Barbara Newman

Barbara Newman, the John Evans Professor of Latin and professor of English, religious studies and classics in the Weinberg College of Arts and Sciences, has been elected to the American Philosophical Society (APS).

Newman joins 31 others in the 2017 class. Founded in 1743 by Benjamin Franklin for the purpose of “promoting useful knowledge,” the society today has 1,019 elected members and has elected 5,605 members in its history.

New members were selected from one of five classes: mathematical and physical sciences; biological sciences; social sciences; humanities; and the arts, professions and leaders in public and private affairs. Newman is part of the humanities group.

APS’ current activities “reflect the founder’s spirit of inquiry, provide a forum for the free exchange of ideas and convey the conviction of its members that intellectual inquiry and critical thought are inherently in the public interest,” according to an APS statement.   

Global Health Corps fellows

Jenna Zitaner (left) and Odette Zero
Jenna Zitaner (left) and Odette Zero
Two recent Northwestern graduates have earned a highly-competitive, paid, year-long fellowship. Odette Zero and Jenna Zitaner have been named one of 140 Global Health Corps fellows for 2017-18. From Zionsville, Indiana, Zero will work for the Children’s Health Fund in New York for the fellowship. Zitaner, who has spent the past two years at Burson-Marsteller, a global public relations firm, will work as a communications and development associate at DotHouse Health in Boston. Zero graduated in June with a bachelor’s in human biology anthropology. Zitaner who grew up just north of New York, graduated in 2015 with a bachelor’s in journalism.

A non-profit leadership development organization focused on health equity, the Global Health Corps “recruits and selects highly qualified applicants with diverse skill sets to work with high-impact organizations in year-long paid positions,” according to its website. The 2017-18 fellows, who hail from 16 different countries, were chosen from a pool of nearly 5,300 applicants.  

2017 Parthenon Awards

Julie Payne-Kirchmeier, associate vice president and chief of staff for the Division of Student Affairs, is a recipient of the 2017 Parthenon Award.

Julie Payne-Kirchmeier
Julie Payne-Kirchmeier
The Association of College and University Housing Officers - International foundation announced the newest class of Parthenon Society members at the Annual Conference and Exposition in Providence, Rhode Island.

The Parthenon Award recognizes outstanding collegiate housing professionals for their service, leadership, achievement and contributions to the housing field. Nominees are submitted by their colleagues and must have at least 10 years of service in housing, residence life or an affiliated field, have at least five years of service at the regional or international level with ACUHO-I and have demonstrated an impact on the campus housing profession.

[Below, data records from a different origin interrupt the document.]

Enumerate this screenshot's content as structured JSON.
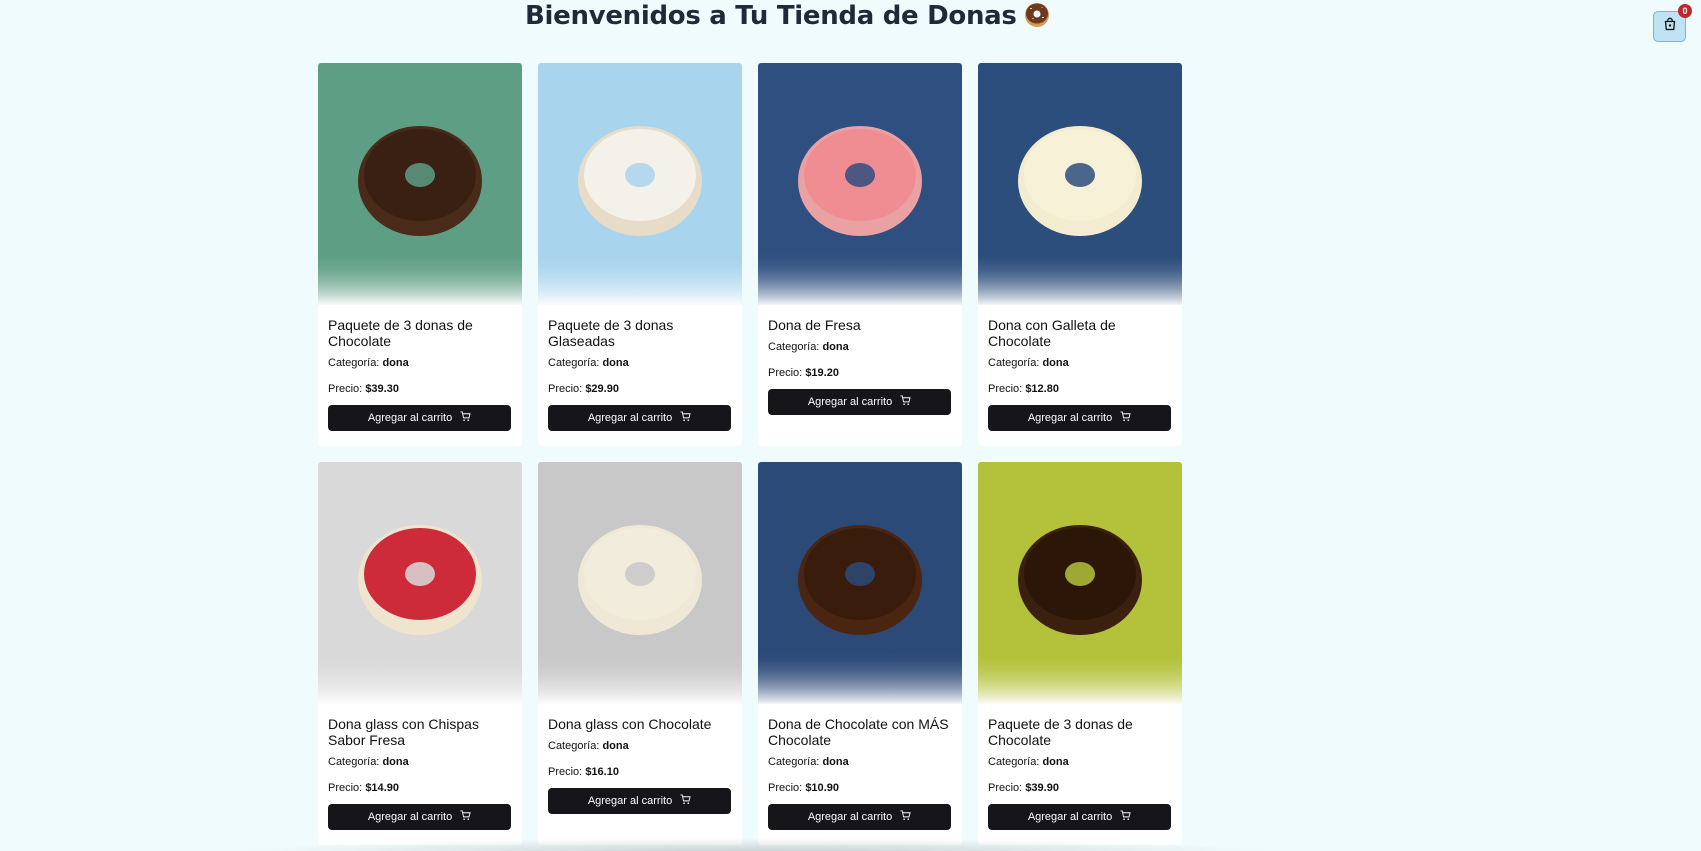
{
  "header": {
    "title": "Bienvenidos a Tu Tienda de Donas"
  },
  "cart": {
    "icon": "shopping-bag-icon",
    "count": "0"
  },
  "labels": {
    "category_prefix": "Categoría:",
    "price_prefix": "Precio:",
    "add_to_cart": "Agregar al carrito",
    "add_icon": "cart-icon"
  },
  "products": [
    {
      "name": "Paquete de 3 donas de Chocolate",
      "category": "dona",
      "price": "$39.30",
      "image_bg": "#5e9e85",
      "donut": "#4a2a18",
      "glaze": "#3a2012"
    },
    {
      "name": "Paquete de 3 donas Glaseadas",
      "category": "dona",
      "price": "$29.90",
      "image_bg": "#a9d4ee",
      "donut": "#e6dcc8",
      "glaze": "#f4f1ea"
    },
    {
      "name": "Dona de Fresa",
      "category": "dona",
      "price": "$19.20",
      "image_bg": "#2f4f80",
      "donut": "#e9a1a4",
      "glaze": "#ef8d92"
    },
    {
      "name": "Dona con Galleta de Chocolate",
      "category": "dona",
      "price": "$12.80",
      "image_bg": "#2c4e7c",
      "donut": "#f3ecd0",
      "glaze": "#f7f1d8"
    },
    {
      "name": "Dona glass con Chispas Sabor Fresa",
      "category": "dona",
      "price": "$14.90",
      "image_bg": "#d9d9d9",
      "donut": "#efe5cf",
      "glaze": "#cd2a3a"
    },
    {
      "name": "Dona glass con Chocolate",
      "category": "dona",
      "price": "$16.10",
      "image_bg": "#c8c8c8",
      "donut": "#efe8d7",
      "glaze": "#f2ecdc"
    },
    {
      "name": "Dona de Chocolate con MÁS Chocolate",
      "category": "dona",
      "price": "$10.90",
      "image_bg": "#2c4a78",
      "donut": "#4a2612",
      "glaze": "#3a1c0c"
    },
    {
      "name": "Paquete de 3 donas de Chocolate",
      "category": "dona",
      "price": "$39.90",
      "image_bg": "#b3c23a",
      "donut": "#3b2010",
      "glaze": "#2c1608"
    }
  ]
}
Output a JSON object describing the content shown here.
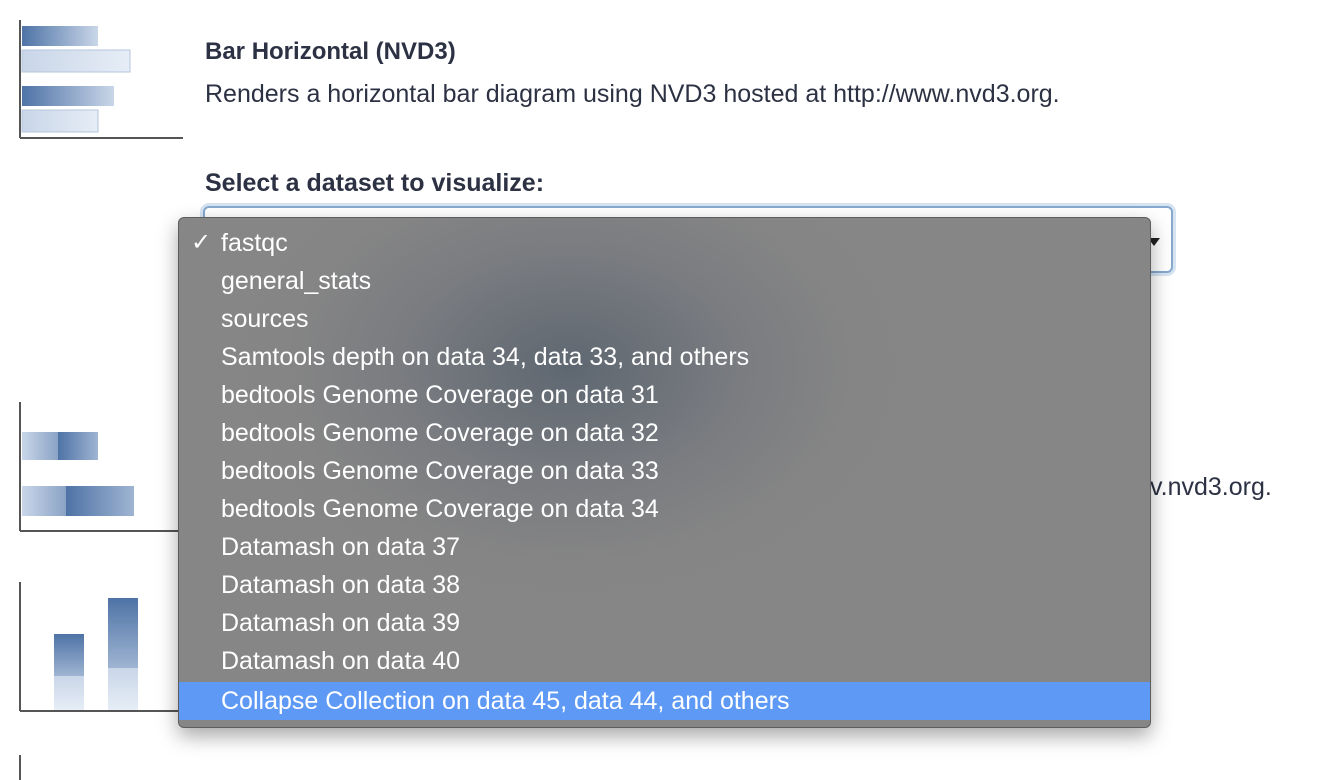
{
  "plugin": {
    "title": "Bar Horizontal (NVD3)",
    "description": "Renders a horizontal bar diagram using NVD3 hosted at http://www.nvd3.org.",
    "second_description_tail": "v.nvd3.org."
  },
  "select": {
    "label": "Select a dataset to visualize:",
    "checkmark": "✓",
    "current_value": "fastqc",
    "highlighted_value": "Collapse Collection on data 45, data 44, and others",
    "options": [
      "fastqc",
      "general_stats",
      "sources",
      "Samtools depth on data 34, data 33, and others",
      "bedtools Genome Coverage on data 31",
      "bedtools Genome Coverage on data 32",
      "bedtools Genome Coverage on data 33",
      "bedtools Genome Coverage on data 34",
      "Datamash on data 37",
      "Datamash on data 38",
      "Datamash on data 39",
      "Datamash on data 40",
      "Collapse Collection on data 45, data 44, and others"
    ]
  },
  "colors": {
    "highlight": "#5e9af5",
    "menu_bg": "#858585",
    "focus_border": "#86a9cf",
    "text": "#2c3143"
  }
}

Talia Shiff

Talia Shiff, a doctoral candidate in sociology at the Weinberg College of Arts and Sciences and a student at Northwestern Pritzker School of Law, received a grant from the Horowitz Foundation for Social Policy for her research, “Framing the Case: Bureaucratic Efficiency Pressures in the Humanitarian Politicization, Legitimation and Adjudication of Refugee Claims.” The Horowitz Foundation supports the advancement of research and understanding in the major fields of the social sciences.